Now, whenever a new transaction is added to a pre-mined block, the header completely changes due to the merkle root hash changing.

Doesn't this mean that every new transaction added to the block will reset the calculation effort due to the initial header constantly changing?

For example, let's say I will need approximately 10,000 calculations in order to get a proof of work. If I get to 5,000 calculations and then the initial data (header hashes) changes, will this mean that I will need to calculate 10,000 more times to get the proof of work?

If that's the case, why even bother adding transactions to the block and not just rush creating an empty block ASAP, saving the time and effort of adding more data to the block?

Basically, I'm trying to understand why adding transactions to a block does not have a negative effect on the effort of being the first one getting a proof of work.

I hope I'm explaining myself clearly.

  • also empty block would obviously lack transactional fee rewards Commented Dec 15, 2021 at 17:11
  • 1
    At the time of this writing, average transaction fees in a block are only 1.27% of the block reward. If including transactions in the block would reduce the chance to find a good hash, all miners would happily ignore the transactions and what they gain from them.
    – X. N.
    Commented Dec 15, 2021 at 18:16

1 Answer 1


This is a common misconception: mining is progress free.

Yes, it may take 10000 hashes in your example on average to find a block, but this only means that every attempt has 1/10000 chance of being a good one. It is irrelevant how many hashes you've done so far. Even if you have performed 9999 hashes already, the next one still only has a 1/10000 chance.

So the key to understanding this paradox is that while indeed, adding a transaction is a "reset" in a sense, every hash attempt is a reset, as it is independent from what you've done so far.

  • 1
    That's a perfect explanation.

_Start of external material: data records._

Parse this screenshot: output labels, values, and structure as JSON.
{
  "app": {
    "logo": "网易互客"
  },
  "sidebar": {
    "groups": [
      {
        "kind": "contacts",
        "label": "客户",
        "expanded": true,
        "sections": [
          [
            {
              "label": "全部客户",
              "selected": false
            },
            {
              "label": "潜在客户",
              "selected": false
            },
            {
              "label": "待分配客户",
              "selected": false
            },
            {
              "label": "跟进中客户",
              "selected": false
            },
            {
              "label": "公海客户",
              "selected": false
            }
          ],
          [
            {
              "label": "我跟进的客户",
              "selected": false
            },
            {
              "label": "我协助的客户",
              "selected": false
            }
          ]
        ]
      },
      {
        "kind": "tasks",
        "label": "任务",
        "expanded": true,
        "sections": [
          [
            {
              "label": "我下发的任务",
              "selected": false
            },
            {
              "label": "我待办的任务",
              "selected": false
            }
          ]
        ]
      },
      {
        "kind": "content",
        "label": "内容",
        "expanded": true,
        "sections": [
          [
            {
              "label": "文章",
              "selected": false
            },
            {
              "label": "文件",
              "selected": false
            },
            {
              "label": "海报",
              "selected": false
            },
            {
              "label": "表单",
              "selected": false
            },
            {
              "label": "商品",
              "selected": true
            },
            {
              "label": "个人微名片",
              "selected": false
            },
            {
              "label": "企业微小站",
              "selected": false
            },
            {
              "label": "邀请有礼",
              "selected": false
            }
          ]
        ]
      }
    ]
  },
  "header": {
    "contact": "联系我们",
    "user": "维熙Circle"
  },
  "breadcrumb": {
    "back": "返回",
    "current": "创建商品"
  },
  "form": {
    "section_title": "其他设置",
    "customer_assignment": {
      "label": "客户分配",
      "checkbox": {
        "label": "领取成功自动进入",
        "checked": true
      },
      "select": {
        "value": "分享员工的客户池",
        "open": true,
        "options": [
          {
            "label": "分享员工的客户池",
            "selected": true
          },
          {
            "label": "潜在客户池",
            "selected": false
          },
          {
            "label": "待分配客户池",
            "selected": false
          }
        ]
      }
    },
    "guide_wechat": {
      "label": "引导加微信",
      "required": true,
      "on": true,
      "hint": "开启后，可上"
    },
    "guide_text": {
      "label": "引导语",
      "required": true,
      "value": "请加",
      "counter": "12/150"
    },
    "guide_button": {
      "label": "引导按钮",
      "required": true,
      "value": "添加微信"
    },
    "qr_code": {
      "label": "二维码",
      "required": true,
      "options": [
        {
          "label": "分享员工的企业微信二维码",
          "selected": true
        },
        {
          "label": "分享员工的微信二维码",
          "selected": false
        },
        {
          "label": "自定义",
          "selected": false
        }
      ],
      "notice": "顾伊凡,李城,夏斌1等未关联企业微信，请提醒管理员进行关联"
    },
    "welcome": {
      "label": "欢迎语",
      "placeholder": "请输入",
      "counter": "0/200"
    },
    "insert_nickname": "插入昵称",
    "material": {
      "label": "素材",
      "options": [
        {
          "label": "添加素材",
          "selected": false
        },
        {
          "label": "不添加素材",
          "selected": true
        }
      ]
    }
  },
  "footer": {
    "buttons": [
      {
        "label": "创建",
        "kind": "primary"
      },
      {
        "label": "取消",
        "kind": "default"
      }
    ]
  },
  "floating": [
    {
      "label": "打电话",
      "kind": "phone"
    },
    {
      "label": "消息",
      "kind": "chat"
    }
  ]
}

Thanks!
    – Joey
    Commented Nov 23, 2021 at 15:48

Your Answer

By clicking “Post Your Answer”, you agree to our terms of service and acknowledge you have read our privacy policy.

Not the answer you're looking for? Browse other questions tagged or ask your own question.